Saved entries:
★ ★ ★

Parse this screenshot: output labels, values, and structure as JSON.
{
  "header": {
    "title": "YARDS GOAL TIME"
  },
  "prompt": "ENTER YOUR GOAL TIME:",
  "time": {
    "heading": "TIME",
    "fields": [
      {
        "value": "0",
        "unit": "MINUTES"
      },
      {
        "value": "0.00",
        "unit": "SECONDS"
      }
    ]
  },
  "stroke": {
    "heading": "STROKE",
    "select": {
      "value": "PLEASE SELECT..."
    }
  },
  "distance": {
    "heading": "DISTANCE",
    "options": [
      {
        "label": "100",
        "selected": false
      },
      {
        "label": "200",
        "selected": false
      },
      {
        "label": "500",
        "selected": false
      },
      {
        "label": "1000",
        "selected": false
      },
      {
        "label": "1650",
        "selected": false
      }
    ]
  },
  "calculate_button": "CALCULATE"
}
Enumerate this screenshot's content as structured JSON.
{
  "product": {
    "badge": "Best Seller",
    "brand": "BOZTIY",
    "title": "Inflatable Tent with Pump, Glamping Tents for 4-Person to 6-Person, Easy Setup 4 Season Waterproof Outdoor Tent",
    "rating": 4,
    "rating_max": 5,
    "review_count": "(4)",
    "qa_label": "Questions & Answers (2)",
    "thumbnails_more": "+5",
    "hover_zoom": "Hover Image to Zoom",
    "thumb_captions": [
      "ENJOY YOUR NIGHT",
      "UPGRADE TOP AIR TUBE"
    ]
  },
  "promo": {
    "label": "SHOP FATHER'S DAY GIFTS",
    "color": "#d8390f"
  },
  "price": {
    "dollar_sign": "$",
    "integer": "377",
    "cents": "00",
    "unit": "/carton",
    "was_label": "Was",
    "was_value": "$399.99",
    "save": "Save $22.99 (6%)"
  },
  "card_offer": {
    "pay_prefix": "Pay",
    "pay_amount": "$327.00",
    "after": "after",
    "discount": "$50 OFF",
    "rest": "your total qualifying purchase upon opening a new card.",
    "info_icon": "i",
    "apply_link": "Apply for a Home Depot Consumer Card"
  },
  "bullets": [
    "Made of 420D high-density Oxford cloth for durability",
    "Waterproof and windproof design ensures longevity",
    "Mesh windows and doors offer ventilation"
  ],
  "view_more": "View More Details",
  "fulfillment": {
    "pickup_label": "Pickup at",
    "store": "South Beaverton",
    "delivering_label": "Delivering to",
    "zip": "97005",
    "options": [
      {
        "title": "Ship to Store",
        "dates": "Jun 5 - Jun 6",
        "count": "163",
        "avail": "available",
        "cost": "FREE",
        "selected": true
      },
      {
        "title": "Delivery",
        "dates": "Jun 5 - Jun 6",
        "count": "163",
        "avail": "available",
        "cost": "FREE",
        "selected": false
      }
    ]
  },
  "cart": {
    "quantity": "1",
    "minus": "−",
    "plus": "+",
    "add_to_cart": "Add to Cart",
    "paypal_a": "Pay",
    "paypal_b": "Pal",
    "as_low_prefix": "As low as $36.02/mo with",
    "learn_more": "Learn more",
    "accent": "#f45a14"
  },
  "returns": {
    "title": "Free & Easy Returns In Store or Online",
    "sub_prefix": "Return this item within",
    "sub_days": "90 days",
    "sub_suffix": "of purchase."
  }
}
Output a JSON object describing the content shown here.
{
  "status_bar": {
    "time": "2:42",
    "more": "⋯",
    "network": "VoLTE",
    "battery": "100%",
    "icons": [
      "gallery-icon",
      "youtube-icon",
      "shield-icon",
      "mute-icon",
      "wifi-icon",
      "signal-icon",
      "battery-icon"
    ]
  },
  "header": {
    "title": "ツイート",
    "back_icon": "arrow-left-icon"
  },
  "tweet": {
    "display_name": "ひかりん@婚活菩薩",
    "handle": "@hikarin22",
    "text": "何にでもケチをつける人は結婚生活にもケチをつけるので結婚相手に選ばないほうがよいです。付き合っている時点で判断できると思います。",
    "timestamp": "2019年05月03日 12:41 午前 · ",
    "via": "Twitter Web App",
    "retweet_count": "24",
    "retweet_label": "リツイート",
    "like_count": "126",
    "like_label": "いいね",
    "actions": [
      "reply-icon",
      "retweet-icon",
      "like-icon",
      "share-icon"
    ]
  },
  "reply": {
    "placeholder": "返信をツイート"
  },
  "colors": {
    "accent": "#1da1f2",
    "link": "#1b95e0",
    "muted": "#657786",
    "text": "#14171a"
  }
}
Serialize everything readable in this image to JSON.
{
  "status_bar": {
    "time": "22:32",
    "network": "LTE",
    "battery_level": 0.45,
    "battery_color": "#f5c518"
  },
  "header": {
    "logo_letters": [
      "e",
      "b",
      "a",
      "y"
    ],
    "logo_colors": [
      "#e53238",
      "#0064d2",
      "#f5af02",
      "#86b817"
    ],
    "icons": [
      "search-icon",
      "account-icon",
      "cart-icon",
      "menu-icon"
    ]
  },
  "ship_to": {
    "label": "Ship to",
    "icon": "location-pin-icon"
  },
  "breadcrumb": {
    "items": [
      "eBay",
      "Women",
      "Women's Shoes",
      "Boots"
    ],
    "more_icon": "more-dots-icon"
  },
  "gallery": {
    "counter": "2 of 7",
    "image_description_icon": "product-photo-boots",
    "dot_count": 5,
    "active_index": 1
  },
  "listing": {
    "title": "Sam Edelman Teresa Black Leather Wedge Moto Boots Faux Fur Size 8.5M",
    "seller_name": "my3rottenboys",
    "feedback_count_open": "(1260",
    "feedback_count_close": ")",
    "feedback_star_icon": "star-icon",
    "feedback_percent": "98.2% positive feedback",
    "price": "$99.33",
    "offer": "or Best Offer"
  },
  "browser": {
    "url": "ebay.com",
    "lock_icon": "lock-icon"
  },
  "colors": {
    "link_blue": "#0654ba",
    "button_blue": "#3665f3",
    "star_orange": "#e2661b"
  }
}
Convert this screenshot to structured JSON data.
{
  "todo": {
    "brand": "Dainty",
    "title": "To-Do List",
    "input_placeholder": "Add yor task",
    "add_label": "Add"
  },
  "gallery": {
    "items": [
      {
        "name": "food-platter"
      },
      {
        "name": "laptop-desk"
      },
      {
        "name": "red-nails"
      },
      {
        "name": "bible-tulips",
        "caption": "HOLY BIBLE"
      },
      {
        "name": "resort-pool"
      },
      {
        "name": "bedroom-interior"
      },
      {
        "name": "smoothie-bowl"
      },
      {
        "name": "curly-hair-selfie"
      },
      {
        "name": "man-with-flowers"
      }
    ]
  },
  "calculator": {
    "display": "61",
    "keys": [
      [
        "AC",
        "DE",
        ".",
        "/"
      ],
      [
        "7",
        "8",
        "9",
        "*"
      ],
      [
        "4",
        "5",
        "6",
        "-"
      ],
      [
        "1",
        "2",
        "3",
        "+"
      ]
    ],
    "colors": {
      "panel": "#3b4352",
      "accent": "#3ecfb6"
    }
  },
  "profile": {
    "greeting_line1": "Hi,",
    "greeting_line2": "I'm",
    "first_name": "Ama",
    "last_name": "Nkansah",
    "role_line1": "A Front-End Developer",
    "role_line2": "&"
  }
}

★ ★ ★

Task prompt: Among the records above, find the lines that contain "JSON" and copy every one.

Solution for this problem:
Parse this screenshot: output labels, values, and structure as JSON.
Enumerate this screenshot's content as structured JSON.
Output a JSON object describing the content shown here.
Serialize everything readable in this image to JSON.
Convert this screenshot to structured JSON data.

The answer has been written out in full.